## EXERCISE DIRECTIONS
Leave no line out; reproduce the listing exactly.

## EXERCISE DATA
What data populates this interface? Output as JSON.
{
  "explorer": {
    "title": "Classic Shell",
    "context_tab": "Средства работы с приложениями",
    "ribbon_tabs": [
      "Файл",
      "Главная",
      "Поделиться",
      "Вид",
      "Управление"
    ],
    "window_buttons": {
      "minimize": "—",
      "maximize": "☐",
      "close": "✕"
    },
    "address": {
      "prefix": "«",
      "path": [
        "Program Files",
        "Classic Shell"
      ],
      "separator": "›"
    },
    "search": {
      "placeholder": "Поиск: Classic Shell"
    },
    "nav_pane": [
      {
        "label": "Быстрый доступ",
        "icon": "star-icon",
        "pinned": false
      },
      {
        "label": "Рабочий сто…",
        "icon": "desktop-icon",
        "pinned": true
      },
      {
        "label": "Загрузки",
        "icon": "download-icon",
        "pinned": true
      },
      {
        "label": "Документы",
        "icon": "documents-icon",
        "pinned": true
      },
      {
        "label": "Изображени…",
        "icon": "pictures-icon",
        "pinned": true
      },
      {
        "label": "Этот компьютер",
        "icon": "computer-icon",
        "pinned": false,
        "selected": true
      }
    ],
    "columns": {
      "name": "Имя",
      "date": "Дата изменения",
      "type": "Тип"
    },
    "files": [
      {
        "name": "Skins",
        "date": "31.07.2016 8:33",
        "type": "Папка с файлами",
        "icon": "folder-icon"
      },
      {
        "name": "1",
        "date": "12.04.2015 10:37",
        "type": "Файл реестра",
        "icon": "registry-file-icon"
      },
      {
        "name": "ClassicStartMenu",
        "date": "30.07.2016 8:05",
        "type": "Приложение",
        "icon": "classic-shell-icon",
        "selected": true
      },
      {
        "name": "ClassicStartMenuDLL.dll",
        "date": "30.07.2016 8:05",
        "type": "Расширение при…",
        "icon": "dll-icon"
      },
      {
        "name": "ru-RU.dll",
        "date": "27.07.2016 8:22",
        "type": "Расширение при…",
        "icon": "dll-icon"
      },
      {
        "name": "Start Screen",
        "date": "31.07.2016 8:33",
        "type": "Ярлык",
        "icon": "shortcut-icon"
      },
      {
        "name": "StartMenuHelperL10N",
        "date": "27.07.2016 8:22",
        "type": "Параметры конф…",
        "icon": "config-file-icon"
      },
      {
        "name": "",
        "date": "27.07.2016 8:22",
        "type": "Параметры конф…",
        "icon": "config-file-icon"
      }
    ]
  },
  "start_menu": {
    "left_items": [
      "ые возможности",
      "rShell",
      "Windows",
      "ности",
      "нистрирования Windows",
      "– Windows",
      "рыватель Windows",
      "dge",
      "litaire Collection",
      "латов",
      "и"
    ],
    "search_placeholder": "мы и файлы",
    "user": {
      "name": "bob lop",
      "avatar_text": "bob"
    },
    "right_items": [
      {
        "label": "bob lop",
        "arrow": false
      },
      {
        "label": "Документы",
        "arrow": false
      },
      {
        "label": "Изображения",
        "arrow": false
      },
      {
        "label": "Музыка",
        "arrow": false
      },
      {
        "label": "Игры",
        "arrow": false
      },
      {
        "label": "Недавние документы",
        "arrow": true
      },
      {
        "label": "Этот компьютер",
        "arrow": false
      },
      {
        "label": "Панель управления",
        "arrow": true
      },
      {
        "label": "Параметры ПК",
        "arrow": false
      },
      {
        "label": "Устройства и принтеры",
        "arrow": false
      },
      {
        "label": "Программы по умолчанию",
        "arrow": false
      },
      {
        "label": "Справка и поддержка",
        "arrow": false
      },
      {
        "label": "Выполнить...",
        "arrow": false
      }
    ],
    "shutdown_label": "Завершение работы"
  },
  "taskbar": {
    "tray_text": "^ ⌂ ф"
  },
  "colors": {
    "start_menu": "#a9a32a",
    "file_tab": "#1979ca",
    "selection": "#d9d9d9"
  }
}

## EXPECTED OUTPUT
What data populates this interface? Output as JSON.
{
  "explorer": {
    "title": "Classic Shell",
    "context_tab": "Средства работы с приложениями",
    "ribbon_tabs": [
      "Файл",
      "Главная",
      "Поделиться",
      "Вид",
      "Управление"
    ],
    "window_buttons": {
      "minimize": "—",
      "maximize": "☐",
      "close": "✕"
    },
    "address": {
      "prefix": "«",
      "path": [
        "Program Files",
        "Classic Shell"
      ],
      "separator": "›"
    },
    "search": {
      "placeholder": "Поиск: Classic Shell"
    },
    "nav_pane": [
      {
        "label": "Быстрый доступ",
        "icon": "star-icon",
        "pinned": false
      },
      {
        "label": "Рабочий сто…",
        "icon": "desktop-icon",
        "pinned": true
      },
      {
        "label": "Загрузки",
        "icon": "download-icon",
        "pinned": true
      },
      {
        "label": "Документы",
        "icon": "documents-icon",
        "pinned": true
      },
      {
        "label": "Изображени…",
        "icon": "pictures-icon",
        "pinned": true
      },
      {
        "label": "Этот компьютер",
        "icon": "computer-icon",
        "pinned": false,
        "selected": true
      }
    ],
    "columns": {
      "name": "Имя",
      "date": "Дата изменения",
      "type": "Тип"
    },
    "files": [
      {
        "name": "Skins",
        "date": "31.07.2016 8:33",
        "type": "Папка с файлами",
        "icon": "folder-icon"
      },
      {
        "name": "1",
        "date": "12.04.2015 10:37",
        "type": "Файл реестра",
        "icon": "registry-file-icon"
      },
      {
        "name": "ClassicStartMenu",
        "date": "30.07.2016 8:05",
        "type": "Приложение",
        "icon": "classic-shell-icon",
        "selected": true
      },
      {
        "name": "ClassicStartMenuDLL.dll",
        "date": "30.07.2016 8:05",
        "type": "Расширение при…",
        "icon": "dll-icon"
      },
      {
        "name": "ru-RU.dll",
        "date": "27.07.2016 8:22",
        "type": "Расширение при…",
        "icon": "dll-icon"
      },
      {
        "name": "Start Screen",
        "date": "31.07.2016 8:33",
        "type": "Ярлык",
        "icon": "shortcut-icon"
      },
      {
        "name": "StartMenuHelperL10N",
        "date": "27.07.2016 8:22",
        "type": "Параметры конф…",
        "icon": "config-file-icon"
      },
      {
        "name": "",
        "date": "27.07.2016 8:22",
        "type": "Параметры конф…",
        "icon": "config-file-icon"
      }
    ]
  },
  "start_menu": {
    "left_items": [
      "ые возможности",
      "rShell",
      "Windows",
      "ности",
      "нистрирования Windows",
      "– Windows",
      "рыватель Windows",
      "dge",
      "litaire Collection",
      "латов",
      "и"
    ],
    "search_placeholder": "мы и файлы",
    "user": {
      "name": "bob lop",
      "avatar_text": "bob"
    },
    "right_items": [
      {
        "label": "bob lop",
        "arrow": false
      },
      {
        "label": "Документы",
        "arrow": false
      },
      {
        "label": "Изображения",
        "arrow": false
      },
      {
        "label": "Музыка",
        "arrow": false
      },
      {
        "label": "Игры",
        "arrow": false
      },
      {
        "label": "Недавние документы",
        "arrow": true
      },
      {
        "label": "Этот компьютер",
        "arrow": false
      },
      {
        "label": "Панель управления",
        "arrow": true
      },
      {
        "label": "Параметры ПК",
        "arrow": false
      },
      {
        "label": "Устройства и принтеры",
        "arrow": false
      },
      {
        "label": "Программы по умолчанию",
        "arrow": false
      },
      {
        "label": "Справка и поддержка",
        "arrow": false
      },
      {
        "label": "Выполнить...",
        "arrow": false
      }
    ],
    "shutdown_label": "Завершение работы"
  },
  "taskbar": {
    "tray_text": "^ ⌂ ф"
  },
  "colors": {
    "start_menu": "#a9a32a",
    "file_tab": "#1979ca",
    "selection": "#d9d9d9"
  }
}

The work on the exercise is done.